Materials provided |
# # # # # # #
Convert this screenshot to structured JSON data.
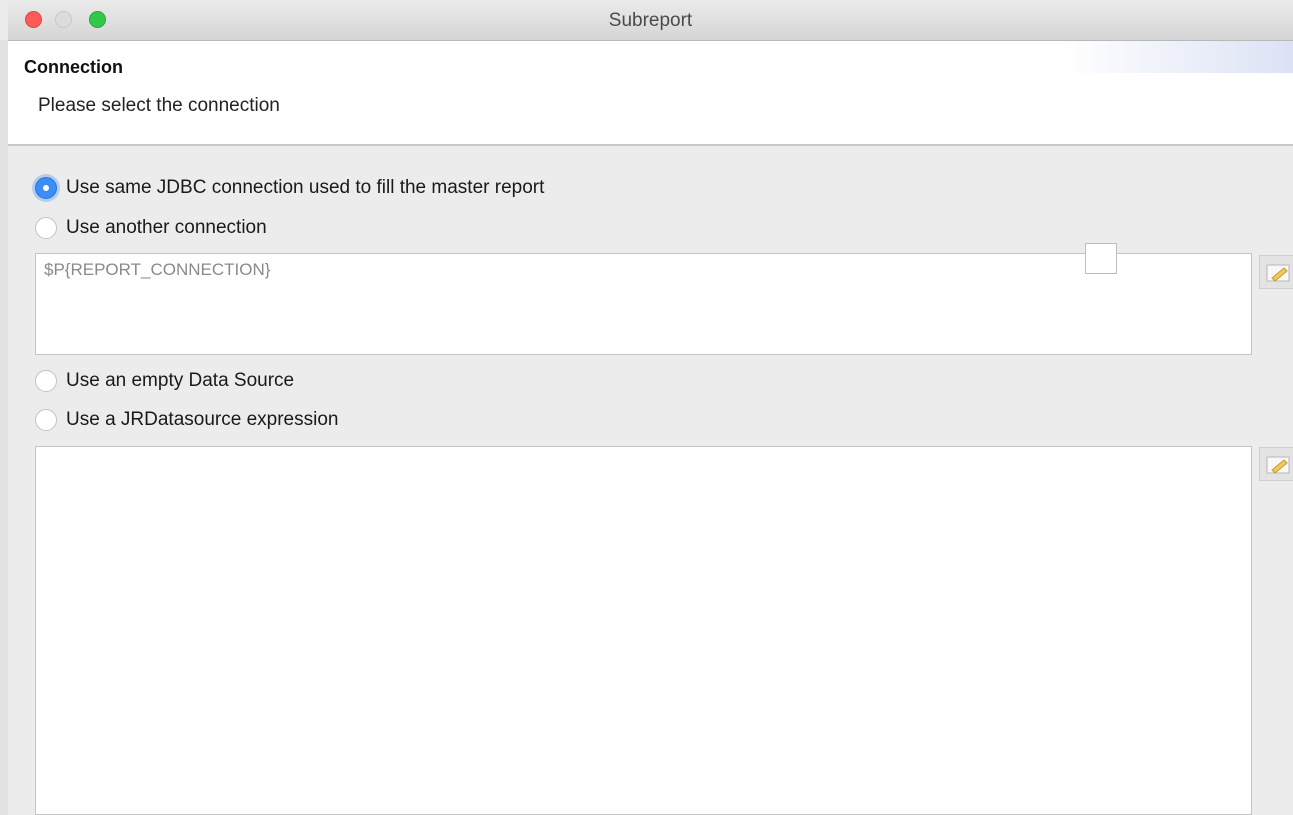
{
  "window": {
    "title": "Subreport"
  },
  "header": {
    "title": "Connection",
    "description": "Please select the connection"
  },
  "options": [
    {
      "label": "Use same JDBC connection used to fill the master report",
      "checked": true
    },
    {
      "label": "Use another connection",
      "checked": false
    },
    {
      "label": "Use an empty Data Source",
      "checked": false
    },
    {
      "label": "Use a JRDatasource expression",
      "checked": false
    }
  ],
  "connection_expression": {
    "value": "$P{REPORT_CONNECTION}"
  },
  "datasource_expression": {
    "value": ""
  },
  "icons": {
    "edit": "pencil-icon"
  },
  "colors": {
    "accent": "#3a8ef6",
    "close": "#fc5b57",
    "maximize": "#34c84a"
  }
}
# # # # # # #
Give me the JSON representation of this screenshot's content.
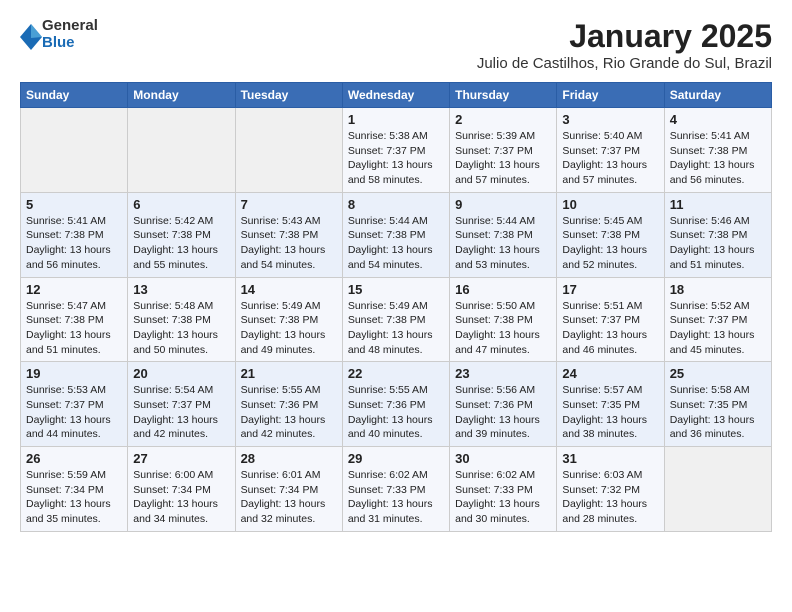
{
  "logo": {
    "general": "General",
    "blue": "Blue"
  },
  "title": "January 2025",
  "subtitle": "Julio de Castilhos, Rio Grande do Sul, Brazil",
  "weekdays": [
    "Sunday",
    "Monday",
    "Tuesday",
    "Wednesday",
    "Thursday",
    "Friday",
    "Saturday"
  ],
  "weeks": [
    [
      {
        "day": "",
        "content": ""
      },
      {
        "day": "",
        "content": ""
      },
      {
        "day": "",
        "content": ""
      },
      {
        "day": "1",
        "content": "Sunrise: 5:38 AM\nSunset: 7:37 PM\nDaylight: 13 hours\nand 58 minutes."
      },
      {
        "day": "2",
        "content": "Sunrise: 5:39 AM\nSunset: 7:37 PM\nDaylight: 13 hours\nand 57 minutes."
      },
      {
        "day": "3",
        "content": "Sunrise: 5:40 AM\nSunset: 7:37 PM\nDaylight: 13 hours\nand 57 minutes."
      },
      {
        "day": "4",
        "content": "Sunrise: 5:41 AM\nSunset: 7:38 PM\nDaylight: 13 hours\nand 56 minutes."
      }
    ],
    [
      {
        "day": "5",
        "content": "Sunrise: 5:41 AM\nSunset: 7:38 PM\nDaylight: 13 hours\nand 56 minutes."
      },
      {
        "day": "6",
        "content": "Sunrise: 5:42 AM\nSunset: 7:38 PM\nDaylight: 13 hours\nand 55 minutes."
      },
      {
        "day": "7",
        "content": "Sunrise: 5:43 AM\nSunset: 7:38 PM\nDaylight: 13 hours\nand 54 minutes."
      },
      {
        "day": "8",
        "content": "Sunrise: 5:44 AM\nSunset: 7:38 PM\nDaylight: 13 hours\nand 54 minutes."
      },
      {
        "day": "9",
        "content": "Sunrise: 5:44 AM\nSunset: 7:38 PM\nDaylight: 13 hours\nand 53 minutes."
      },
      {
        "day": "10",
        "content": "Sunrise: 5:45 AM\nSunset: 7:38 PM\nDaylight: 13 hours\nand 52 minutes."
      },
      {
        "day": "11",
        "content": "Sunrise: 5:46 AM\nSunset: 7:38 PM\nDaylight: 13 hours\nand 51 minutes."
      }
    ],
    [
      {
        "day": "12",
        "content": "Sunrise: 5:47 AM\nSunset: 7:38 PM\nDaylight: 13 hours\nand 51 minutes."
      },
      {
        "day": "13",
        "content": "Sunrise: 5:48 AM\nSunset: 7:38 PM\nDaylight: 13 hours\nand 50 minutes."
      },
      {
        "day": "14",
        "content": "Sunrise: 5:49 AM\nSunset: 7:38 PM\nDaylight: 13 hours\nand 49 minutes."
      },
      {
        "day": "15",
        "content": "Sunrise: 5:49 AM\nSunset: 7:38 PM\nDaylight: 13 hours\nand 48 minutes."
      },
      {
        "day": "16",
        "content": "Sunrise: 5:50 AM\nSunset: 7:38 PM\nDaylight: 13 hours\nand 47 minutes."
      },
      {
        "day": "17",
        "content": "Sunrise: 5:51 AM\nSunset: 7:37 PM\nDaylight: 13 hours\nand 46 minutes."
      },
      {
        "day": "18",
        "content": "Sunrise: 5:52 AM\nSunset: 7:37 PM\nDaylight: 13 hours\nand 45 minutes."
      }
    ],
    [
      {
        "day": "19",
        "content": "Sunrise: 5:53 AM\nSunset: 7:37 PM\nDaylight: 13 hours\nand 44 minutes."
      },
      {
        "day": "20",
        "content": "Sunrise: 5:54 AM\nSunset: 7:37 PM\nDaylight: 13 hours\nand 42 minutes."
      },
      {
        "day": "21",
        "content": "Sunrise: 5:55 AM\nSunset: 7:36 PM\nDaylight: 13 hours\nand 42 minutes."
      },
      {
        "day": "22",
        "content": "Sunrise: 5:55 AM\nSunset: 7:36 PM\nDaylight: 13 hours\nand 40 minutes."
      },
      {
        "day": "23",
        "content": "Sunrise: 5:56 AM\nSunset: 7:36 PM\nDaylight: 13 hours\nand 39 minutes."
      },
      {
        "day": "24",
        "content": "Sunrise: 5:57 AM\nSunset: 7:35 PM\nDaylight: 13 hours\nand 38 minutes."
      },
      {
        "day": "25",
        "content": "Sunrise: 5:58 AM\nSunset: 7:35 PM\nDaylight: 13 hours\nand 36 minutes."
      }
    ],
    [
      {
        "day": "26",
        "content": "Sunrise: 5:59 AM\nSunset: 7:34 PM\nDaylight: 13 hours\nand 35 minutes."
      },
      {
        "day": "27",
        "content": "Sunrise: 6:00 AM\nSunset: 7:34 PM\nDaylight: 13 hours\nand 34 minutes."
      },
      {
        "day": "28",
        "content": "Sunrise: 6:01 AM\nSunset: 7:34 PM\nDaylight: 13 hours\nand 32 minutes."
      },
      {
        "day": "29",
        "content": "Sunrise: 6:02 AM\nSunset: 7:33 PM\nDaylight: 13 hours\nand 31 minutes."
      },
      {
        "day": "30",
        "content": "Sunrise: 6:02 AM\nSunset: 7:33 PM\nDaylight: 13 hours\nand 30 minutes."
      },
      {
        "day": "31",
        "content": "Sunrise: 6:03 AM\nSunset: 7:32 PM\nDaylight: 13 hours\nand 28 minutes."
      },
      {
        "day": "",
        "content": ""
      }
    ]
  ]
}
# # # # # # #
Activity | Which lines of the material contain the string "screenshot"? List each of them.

Solution for this exercise |
Convert this screenshot to structured JSON data.
Give me the JSON representation of this screenshot's content.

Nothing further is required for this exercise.